There are little in the way of festivities but today is nonetheless a landmark in Israeli history: Benjamin Netanyahu becomes the country’s longest-serving prime minister, displacing beloved founding leader David Ben-Gurion. Netanyahu has been in charge for 4,876 days, governing for a three-year term in the late 1990s then continuously since 2009. His Israel would be unrecognisable to Ben-Gurion.
Where the Old Man presided over an agrarian society surrounded by almighty Arab armies sworn to its destruction, the land of Bibi is the ‘Start-Up Nation’, an economy powered by technology and pharmaceuticals and undergoing a diplomatic spring with the Arab world. Israelis are happy, healthy and prosperous, and deadly terror attacks are at their lowest since 2013.
But all things — good or bad — must come to an end and with fresh elections looming in September and prosecutors circling with corruption indictments, the Netanyahu era looks to be in its twilight days. Of course, Bibi has been written off many times before and bounced back (usually with a dirty trick) but talk is turning all the same to his legacy. His most cogent Israeli critic, the Haaretz journalist Anshel Pfeffer muses:
‘His legacy is his longevity, and precious little else… He has been an effective steward of Israel’s economic fortunes, its security and foreign relations, but he has been reaping what his predecessors sowed and laid very few foundations of his own.’
There is a lot in this and Pfeffer expands on this critique in his definitive biography of Israel’s ninth prime minister. Many of Israel’s current successes fell into Netanyahu’s lap, the bounties of others’ efforts, but this cuts both ways. That Bibi has been a largely inert PM complicates the left’s contention that he has remade Israel in his image as a chauvinist redoubt, at ease with nativist strongmen, contemptuous of international institutions and apathetic about peace. If Israel has transformed, someone had to do the transforming, and it wasn’t Netanyahu. This is the other bounty he inherited: a decade of the Israeli centre, the international community and the Palestinians laying the groundwork for his return to power.
The seeds of Bibi’s Israel were sown in the 2000s, the lowest ebb in Netanyahu’s political career. He had been booted from power by Labor’s Ehud Barak in 1999 and, though serving two-and-a-half years as Ariel Sharon’s finance minister, he resigned over the Gaza disengagement and subsequently led Likud to its worst ever election result. However, this decade was more fortuitous for Bibi than it appeared. Yasser Arafat walked away from statehood at Camp David and the bloody Second Intifada soon followed. Sharon withdrew from Gaza amid dreamy talk that finally the world would see Israel as the peace-maker and the Palestinians as the aggressor. Instead, the disengagement brought thousands of Hamas rockets and accusations of war crimes when the IDF tried to stop them.
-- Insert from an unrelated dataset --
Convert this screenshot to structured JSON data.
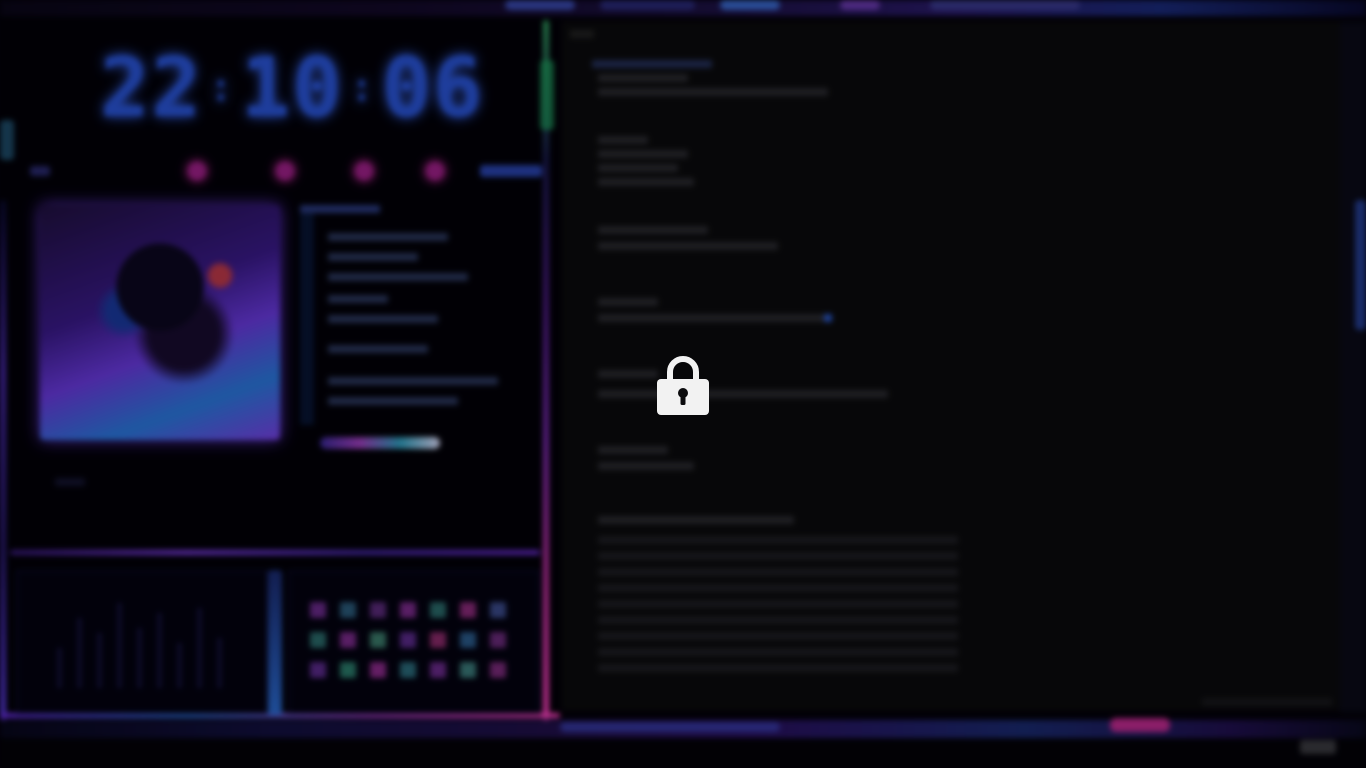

Israelis sold on a vision of ‘land for peace’ watched as land was exchanged for Qassams, boycotts and the Goldstone Report.
Netanyahu may have capitalised on the cynicism that built up in the 2000s. He has certainly done nothing to rekindle the optimism fostered by Yitzhak Rabin and the prophets of Oslo. But he did not create the circumstances which have contributed so generously to his political fortunes. Bibi’s opponents enabled his resurrection and in their listless, divided state they have done more to consolidate his grip on power than their bêtes noires Sheldon Adelson and Israel Hayom.
Understand the legacy of Netanyahu’s enemies and the possibilities of the post-Bibi era come into sharper focus. The Oslo generation he inherited were soured from seeing every Israeli push for peace rebuffed, often violently; the Bibi generation will come to political maturity with no such memories and might well look back resentfully on a wasted decade. What Netanyahu has achieved — US recognition of Jerusalem and the Golan Heights — could lull Israelis back into the dream of two states and international legitimacy. Bibi’s embrace of unsavoury characters like Viktor Orban and Jair Bolsonaro has been dispiriting for Israeli liberals but this too supplies an opportunity: if Bibi’s Israel could talk to regimes with dubious records on anti-Semitism, what is to stop post-Bibi Israel from sitting down once again with even the more extreme Palestinian leaders?
Netanyahu turned his opponents’ failures to his advantage. There is no reason his successors cannot do the same. After 13 years in power, Netanyahu has not fundamentally changed Israel but he may yet hand his rivals the chance to do so.